### [PROBLEM STATEMENT]
Search string "type": state how many lines in the material below contain it, and nothing else.

### [EXTRACTED INFORMATION]
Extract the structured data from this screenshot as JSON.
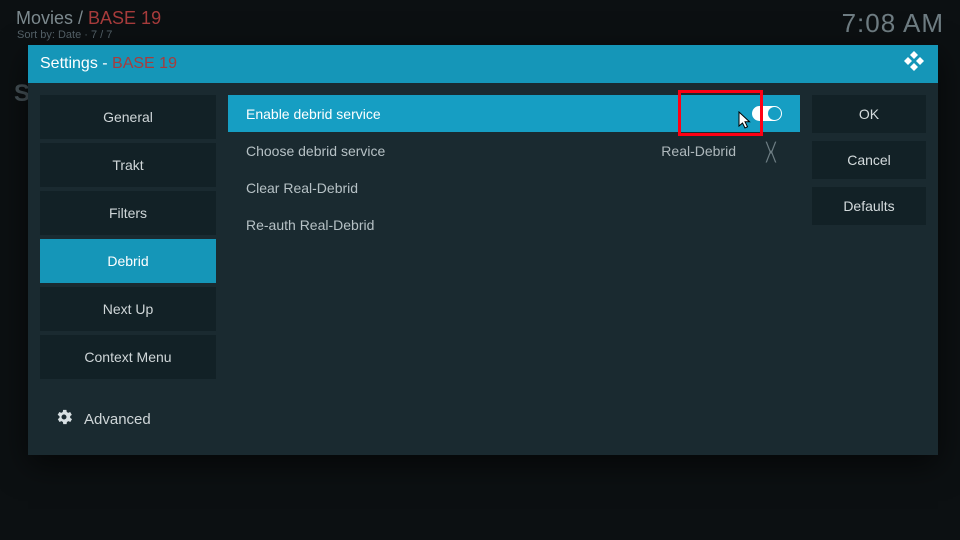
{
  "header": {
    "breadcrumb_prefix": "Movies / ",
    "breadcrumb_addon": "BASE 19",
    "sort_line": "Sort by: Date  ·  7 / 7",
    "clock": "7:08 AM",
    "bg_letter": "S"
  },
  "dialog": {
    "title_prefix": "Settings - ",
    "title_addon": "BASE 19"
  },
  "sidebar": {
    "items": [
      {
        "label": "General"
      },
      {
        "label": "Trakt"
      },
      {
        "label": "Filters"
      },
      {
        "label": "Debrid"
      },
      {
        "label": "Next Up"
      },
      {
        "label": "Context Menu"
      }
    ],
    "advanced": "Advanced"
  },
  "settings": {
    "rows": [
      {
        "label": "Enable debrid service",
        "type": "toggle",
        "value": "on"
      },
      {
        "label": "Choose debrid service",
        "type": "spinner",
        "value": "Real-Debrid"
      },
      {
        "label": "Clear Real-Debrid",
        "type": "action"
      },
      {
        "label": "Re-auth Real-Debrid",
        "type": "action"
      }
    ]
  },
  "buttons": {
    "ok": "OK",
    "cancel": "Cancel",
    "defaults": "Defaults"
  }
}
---
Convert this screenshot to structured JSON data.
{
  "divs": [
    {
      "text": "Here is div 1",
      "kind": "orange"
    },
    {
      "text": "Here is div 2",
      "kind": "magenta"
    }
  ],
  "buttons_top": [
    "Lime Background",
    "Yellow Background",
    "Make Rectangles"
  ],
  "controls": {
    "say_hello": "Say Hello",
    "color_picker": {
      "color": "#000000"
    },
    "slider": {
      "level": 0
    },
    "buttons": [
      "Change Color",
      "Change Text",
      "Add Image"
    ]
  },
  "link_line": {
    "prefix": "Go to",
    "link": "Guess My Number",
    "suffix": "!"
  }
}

### [COMPLETED TASK]
4